Projects and Plans

States of Matter

Modelling Gases: A box 30 x 10 x 7.5 nanometers (10^-9), gridspacing in femtometers (10^-15), timespacing in 10's of femtoseconds (10^-15).

Next Calculation Step:

  • Find how many molecules to expect at different temperatures and their average velocity, ie. 10 or 30 degrees.
  • Find how many molecules and their average velocity of helium to expect in this volume at 20 degrees degrees.

Next Animation Step:

  • Collisions between molecules causing reactions involving break and forming bonds based on modeling bonding structure as here.

Modelling Liquids: A box 5 x 3 x 2 nanometers (10^-9), gridspacing in femtometers (10^-15), timespacing in 10's of femtoseconds (10^-15).

Next Calculation Step:

  • Find the average length, number of bonds and strength of different bonds in water.
  • Find the average length, number of bonds and strength of different bonds in gasoline.

Next Animation Step:

  • Show the link between linked molecules/atoms;
  • More and different links (currently only 3 links supported);
  • Break link if stretched to far, relink if unlinked molecules close - surface tension should form;
  • Let different numbers of bonds settle into crystal structures;
  • Add secondary atoms - ie. hydrogen to an oxygen or carbon grid;

Modelling solids: Walk around a solid and see your two anntena 100 picometers (10^-12) ahead of you, separated by 100 picometers.

Next Calculation Step:

  • Calculate grid spacing for Simple, Body-centered and Face-centered cubic.

Next Animation Step:

  • Let different crystal structures;
  • Add electron grid and attract electrons;
  • Model of a Scanning Tunneling Microscope (STM);

Photons

Modelling photon phase and polarization.
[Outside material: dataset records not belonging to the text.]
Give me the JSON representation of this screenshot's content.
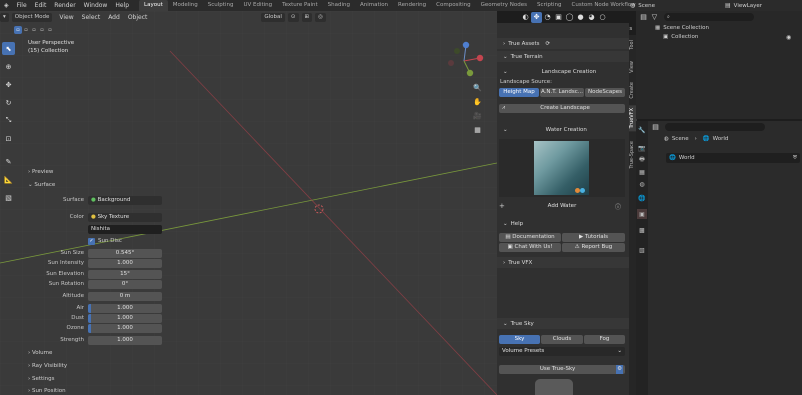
{
  "menu": [
    "File",
    "Edit",
    "Render",
    "Window",
    "Help"
  ],
  "workspaces": [
    "Layout",
    "Modeling",
    "Sculpting",
    "UV Editing",
    "Texture Paint",
    "Shading",
    "Animation",
    "Rendering",
    "Compositing",
    "Geometry Nodes",
    "Scripting",
    "Custom Node Workflow"
  ],
  "active_workspace": "Layout",
  "scene_label": "Scene",
  "viewlayer_label": "ViewLayer",
  "viewport": {
    "mode": "Object Mode",
    "menus": [
      "View",
      "Select",
      "Add",
      "Object"
    ],
    "orientation": "Global",
    "options": "Options",
    "perspective": "User Perspective",
    "collection": "(15) Collection"
  },
  "npanel": {
    "true_assets": "True Assets",
    "true_terrain": "True Terrain",
    "landscape_creation": "Landscape Creation",
    "landscape_source": "Landscape Source:",
    "sources": [
      "Height Map",
      "A.N.T. Landsc...",
      "NodeScapes"
    ],
    "create_landscape": "Create Landscape",
    "water_creation": "Water Creation",
    "add_water": "Add Water",
    "help": "Help",
    "help_buttons": [
      "Documentation",
      "Tutorials",
      "Chat With Us!",
      "Report Bug"
    ],
    "true_vfx": "True VFX",
    "true_sky": "True Sky",
    "sky_tabs": [
      "Sky",
      "Clouds",
      "Fog"
    ],
    "volume_presets": "Volume Presets",
    "use_true_sky": "Use True-Sky",
    "vertical_tabs": [
      "Tool",
      "View",
      "Create",
      "TrueVFX",
      "True-Space"
    ]
  },
  "outliner": {
    "scene_collection": "Scene Collection",
    "collection": "Collection"
  },
  "properties": {
    "breadcrumb_scene": "Scene",
    "breadcrumb_world": "World",
    "world_name": "World",
    "sections": {
      "preview": "Preview",
      "surface": "Surface",
      "volume": "Volume",
      "ray_visibility": "Ray Visibility",
      "settings": "Settings",
      "sun_position": "Sun Position"
    },
    "surface_label": "Surface",
    "surface_value": "Background",
    "color_label": "Color",
    "color_value": "Sky Texture",
    "sky_type": "Nishita",
    "sun_disc": "Sun Disc",
    "fields": [
      {
        "label": "Sun Size",
        "value": "0.545°"
      },
      {
        "label": "Sun Intensity",
        "value": "1.000"
      },
      {
        "label": "Sun Elevation",
        "value": "15°"
      },
      {
        "label": "Sun Rotation",
        "value": "0°"
      },
      {
        "label": "Altitude",
        "value": "0 m"
      },
      {
        "label": "Air",
        "value": "1.000"
      },
      {
        "label": "Dust",
        "value": "1.000"
      },
      {
        "label": "Ozone",
        "value": "1.000"
      },
      {
        "label": "Strength",
        "value": "1.000"
      }
    ]
  },
  "colors": {
    "accent": "#4772b3",
    "x_axis": "#a14049",
    "y_axis": "#7a9a3c"
  }
}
Animations for energy storage, trapped in a cavity and an MM interferometer.

Next Animation Step:

  • Photon shotgun pattern for diffraction around a slit (laser past a needle);
  • Photon shotgun pattern for diffraction through a pinhole;
  • Bell style experiment;
  • Create a frequence "pulse";

Can you help?

Bringing the world to life

Step by step animations through a Euclidian landscape.

Photons are spin 1

Spin 1 particles have three different and unique properties.

* They can cause something they hit to spin right (this photon would be spin+1)
* spin left (This one would be spin-1) or
* not spin at all (spin 0 state).

Photons can have a particular angle where there axis of spin is most likely to be seen (spin 0). Photons can also have their axis of spin spinning to the right (spin+1) or to the left (spin-1).